Submitted to: Washington National Cooperative Soil Survey Work Planning Conference
Publication Type: Proceedings
Publication Acceptance Date: 4/6/1999
Publication Date: 6/6/2000
Citation: Kennedy, A.C. ARS and NCSS/NRCS Partnerships. pp.29-30. In Hipple, K.W. (ed.) National Cooperative Soil Survey Work Planning Conference. NRCS/NCSS Centennial Publication. NRCS. 77 pp. 1999. Interpretive Summary: ARS scientists are indebted to the NCSS for the wealth of soil information and classifications from soil surveys. ARS scientists continuously use the soil survey data generated by NCSS in planning, executing and the completion of research. These broad soil classifications have provided scientists with a wealth of soil resource information and have made further rdiscoveries possible. For the future, we need to continually increase the responsiveness of NRCS and ARS to customer needs. We must increase the awareness of our customers of the importance of soils, who we are and how our work benefits society. We need to ensure increased customer access to our technology and research results. Greater communication is needed at all levels of our agencies, but most importantly at the field level. This communication also needs to be followed by timely exchange of information. We, at ARS, need to ensure increased relevancy of the ARS program to the needs of NRCS. NCSS can point with pride to the impact that the Soil Surve effort has made on ARS research planning and impact. Successes also include the inclusion of soil quality analysis into soil survey information. The continued addition of biology and ecology in these surveys is needed. Communication between the agencies is key to our continued success. Our goal should be to partnership to meet the needs of the nation regarding conserving natural resources and protecting the environment. This will preserve our environment, ensure a safe food supply and clean environment for the future generations.

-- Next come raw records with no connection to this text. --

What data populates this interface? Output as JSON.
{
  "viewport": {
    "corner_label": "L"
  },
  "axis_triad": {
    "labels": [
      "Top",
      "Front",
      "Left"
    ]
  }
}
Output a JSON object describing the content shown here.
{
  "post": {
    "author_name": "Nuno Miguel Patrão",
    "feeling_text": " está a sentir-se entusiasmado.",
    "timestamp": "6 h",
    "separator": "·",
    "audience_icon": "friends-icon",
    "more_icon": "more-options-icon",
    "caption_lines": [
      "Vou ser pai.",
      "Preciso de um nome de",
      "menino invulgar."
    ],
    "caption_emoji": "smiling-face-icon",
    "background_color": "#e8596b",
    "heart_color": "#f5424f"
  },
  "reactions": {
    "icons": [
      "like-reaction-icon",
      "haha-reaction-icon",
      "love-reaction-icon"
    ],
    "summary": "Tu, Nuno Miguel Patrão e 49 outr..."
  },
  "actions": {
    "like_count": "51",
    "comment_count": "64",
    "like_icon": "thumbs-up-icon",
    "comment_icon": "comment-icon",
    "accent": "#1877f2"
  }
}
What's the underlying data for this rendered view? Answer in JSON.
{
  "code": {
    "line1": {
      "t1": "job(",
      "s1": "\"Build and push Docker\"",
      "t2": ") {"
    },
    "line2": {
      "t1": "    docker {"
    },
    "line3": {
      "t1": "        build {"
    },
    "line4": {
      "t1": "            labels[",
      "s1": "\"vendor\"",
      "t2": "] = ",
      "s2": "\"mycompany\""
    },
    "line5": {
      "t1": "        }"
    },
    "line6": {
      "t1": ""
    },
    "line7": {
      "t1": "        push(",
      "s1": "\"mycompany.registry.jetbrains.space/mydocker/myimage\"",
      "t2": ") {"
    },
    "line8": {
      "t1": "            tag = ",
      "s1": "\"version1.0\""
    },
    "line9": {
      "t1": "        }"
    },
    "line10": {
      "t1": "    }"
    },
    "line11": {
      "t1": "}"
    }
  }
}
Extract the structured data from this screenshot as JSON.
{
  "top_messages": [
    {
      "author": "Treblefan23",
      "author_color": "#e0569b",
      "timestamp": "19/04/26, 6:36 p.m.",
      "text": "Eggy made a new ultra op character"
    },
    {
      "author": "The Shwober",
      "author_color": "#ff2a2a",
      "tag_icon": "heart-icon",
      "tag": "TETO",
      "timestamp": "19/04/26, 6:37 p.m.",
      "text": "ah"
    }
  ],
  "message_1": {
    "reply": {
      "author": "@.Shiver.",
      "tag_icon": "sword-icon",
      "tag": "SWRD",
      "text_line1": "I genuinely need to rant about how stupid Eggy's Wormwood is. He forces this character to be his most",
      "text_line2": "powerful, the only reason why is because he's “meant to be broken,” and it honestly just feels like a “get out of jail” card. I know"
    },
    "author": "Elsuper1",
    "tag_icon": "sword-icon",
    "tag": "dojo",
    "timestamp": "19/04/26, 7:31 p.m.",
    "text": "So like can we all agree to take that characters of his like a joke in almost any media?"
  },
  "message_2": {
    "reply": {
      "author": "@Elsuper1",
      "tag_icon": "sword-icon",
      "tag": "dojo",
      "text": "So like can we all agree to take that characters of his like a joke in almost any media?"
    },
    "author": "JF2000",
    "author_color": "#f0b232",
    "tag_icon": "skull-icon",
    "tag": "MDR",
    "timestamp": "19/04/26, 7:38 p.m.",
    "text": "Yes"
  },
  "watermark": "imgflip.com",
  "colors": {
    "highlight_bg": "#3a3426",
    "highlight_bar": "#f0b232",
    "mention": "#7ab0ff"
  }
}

Technical Abstract: Interactions between the Agricultural Research Service (ARS) and the National Cooperative Soil Survey (NCSS) have often been mutually beneficial, while others interactions illustrate the work of the one agency benefiting the other. In these times of flat or reduced budgets and greater demands on everyone's time, it is even more apparent that agencies need to work together and future collaboration is critical. Both the NCSS and ARS have similar mission statements and rely on one another for assistance. The similarity in our mission statements indicates our past examples and potential for future collaboration due to our common goals. The ARS mission statement indicates that ARS has responsibility to conduct agricultural research and provide science based natural resources technology to NRCS, NCSS and others. The NCSS mission statement is similar and states that they are to produce and deliver scientifically-based soil information to help society to understand, value and wisely manage global resources. One of the challenges is to learn how to use the soil survey information for better land use planning, whole-farm designs, and watershed management. An area of greatest need is the consideration that soil is a living, dynamic entity and is one part of the continuum of life. A greater emphasis on soil biology and the ecology of a system will expand the use of soil survey activities.